Earnings Before Interest, Tax, Depreciation, Amortization and Exploration (EBITDAX)
What it is:
How it works/Example:
EBITDAX is used to measure the ongoing operating profitability by adding back non-cash expenses as well as the expenses the firm would incur for costs of exploration.
A company’s income statement is used to calculate EBITDAX. It is not included as a line item, but can be easily derived by using the other line items that must be reported on an income statement.
The formula for EBITDAX is:
EBITDAX = EBIT + Depreciation + Amortization + Exploration Expense
Let's take a look at a hypothetical income statement for an oil and gas exploration company, Company XYZ:
To calculate EBITDAX, we find the line items for EBIT ($650,000), depreciation ($50,000), amortization ($20,000) and exploration expense ($80,000) and then use the formula above:
EBITDAX = 650,000 + 50,000 + 20,000 + 80,000 = 800,000
Why it matters:
EBITDA provides an important gauge of a company's ability to repay a loan, as it is essentially the income a business has free for interest payments. EBITDAX goes a step further by adding back exploration expenses to give a measure of ongoing profitability to assist in financing further exploration efforts. Both measurements are non-GAAP (Generally Accepted Accounting Principles).

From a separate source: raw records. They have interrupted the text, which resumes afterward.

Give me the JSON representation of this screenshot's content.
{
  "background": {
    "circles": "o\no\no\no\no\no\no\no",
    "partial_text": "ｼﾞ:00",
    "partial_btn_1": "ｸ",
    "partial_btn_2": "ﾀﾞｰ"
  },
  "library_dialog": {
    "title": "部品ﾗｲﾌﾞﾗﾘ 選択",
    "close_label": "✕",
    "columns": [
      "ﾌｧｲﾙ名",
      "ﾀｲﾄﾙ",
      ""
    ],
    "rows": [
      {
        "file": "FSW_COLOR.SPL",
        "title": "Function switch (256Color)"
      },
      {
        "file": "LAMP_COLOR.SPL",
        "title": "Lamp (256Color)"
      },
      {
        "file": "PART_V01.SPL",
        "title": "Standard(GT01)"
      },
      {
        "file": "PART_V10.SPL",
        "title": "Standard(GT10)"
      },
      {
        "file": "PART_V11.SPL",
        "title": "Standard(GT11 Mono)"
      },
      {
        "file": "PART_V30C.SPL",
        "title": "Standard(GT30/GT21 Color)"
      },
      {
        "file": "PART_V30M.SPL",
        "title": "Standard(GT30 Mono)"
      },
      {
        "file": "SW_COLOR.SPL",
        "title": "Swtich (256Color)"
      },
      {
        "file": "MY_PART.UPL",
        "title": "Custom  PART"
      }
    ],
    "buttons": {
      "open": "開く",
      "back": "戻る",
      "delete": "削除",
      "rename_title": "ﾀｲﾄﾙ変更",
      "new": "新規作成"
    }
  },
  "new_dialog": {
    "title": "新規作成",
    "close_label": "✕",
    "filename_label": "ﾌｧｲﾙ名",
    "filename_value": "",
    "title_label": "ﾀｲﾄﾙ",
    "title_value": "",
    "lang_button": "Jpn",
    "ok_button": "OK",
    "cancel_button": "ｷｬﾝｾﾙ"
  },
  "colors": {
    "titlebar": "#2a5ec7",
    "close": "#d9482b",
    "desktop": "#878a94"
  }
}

Critics of EBITDA and EBITDAX claim that because both measurements are non-GAAP, they give companies wiggle room to misrepresent financial health by inflating expenses. Critics also claim more traditional GAAP measurements of cash flow and operating income give a more accurate financial picture.